Data to use Block Start
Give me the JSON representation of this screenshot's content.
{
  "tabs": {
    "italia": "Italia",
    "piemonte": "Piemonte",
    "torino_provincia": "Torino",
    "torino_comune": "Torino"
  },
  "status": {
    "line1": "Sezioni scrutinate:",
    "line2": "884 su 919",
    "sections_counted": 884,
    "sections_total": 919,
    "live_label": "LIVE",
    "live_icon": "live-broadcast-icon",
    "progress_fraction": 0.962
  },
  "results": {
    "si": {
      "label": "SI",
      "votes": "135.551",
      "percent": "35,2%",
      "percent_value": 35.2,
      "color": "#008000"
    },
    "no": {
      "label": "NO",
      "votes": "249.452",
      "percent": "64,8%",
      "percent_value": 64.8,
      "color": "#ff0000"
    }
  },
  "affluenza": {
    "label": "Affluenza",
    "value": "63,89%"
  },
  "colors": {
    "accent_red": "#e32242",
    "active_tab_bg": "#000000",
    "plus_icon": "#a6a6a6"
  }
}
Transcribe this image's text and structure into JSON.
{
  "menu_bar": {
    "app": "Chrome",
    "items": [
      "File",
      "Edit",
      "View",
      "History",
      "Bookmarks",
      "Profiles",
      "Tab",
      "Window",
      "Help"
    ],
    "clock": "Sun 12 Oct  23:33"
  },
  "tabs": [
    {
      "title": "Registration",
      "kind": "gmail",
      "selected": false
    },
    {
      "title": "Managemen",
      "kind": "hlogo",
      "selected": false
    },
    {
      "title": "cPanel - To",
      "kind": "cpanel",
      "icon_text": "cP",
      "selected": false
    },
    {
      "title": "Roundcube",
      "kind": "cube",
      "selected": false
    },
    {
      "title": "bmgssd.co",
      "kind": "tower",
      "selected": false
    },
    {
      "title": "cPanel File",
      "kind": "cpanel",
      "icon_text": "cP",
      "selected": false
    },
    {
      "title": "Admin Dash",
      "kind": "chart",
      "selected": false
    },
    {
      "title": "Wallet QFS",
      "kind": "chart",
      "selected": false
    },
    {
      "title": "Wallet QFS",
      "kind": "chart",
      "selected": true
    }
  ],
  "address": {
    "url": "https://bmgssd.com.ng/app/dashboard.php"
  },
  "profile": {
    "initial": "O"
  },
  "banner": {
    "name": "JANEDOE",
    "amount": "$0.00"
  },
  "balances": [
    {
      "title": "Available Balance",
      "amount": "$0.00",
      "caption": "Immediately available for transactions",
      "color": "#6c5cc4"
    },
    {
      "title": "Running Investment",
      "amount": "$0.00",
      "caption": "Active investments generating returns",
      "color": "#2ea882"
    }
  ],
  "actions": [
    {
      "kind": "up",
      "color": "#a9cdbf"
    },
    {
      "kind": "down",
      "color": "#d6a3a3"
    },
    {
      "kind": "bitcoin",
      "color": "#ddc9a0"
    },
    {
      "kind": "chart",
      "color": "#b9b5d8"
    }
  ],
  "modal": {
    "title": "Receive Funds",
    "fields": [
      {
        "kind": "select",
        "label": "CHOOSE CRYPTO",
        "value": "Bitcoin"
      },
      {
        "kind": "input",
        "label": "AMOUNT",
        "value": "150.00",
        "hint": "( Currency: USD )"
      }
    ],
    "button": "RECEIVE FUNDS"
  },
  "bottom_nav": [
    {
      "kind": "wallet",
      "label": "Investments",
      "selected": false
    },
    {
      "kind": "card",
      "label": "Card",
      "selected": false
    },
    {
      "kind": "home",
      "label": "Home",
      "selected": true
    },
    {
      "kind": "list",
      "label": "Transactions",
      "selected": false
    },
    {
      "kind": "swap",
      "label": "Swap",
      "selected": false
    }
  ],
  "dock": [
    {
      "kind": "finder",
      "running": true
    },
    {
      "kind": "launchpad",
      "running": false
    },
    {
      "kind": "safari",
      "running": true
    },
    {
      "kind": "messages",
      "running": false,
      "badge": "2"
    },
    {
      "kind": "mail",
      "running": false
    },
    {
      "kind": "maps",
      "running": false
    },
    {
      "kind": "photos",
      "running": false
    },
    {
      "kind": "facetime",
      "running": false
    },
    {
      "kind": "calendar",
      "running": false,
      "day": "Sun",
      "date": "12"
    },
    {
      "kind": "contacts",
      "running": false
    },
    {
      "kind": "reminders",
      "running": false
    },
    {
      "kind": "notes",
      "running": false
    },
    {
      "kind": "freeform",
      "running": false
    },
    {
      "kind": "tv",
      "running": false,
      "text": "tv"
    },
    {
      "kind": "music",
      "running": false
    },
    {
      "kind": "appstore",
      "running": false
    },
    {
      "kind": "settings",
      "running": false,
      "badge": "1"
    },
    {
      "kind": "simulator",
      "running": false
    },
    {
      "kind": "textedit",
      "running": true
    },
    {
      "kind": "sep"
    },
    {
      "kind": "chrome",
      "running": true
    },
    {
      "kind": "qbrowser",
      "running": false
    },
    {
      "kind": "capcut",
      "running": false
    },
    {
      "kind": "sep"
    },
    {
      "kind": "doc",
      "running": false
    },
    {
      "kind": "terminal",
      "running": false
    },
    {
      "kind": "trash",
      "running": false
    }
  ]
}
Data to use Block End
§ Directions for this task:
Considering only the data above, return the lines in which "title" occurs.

§ Result:
      "title": "Registration",
      "title": "Managemen",
      "title": "cPanel - To",
      "title": "Roundcube",
      "title": "bmgssd.co",
      "title": "cPanel File",
      "title": "Admin Dash",
      "title": "Wallet QFS",
      "title": "Wallet QFS",
      "title": "Available Balance",
      "title": "Running Investment",
    "title": "Receive Funds",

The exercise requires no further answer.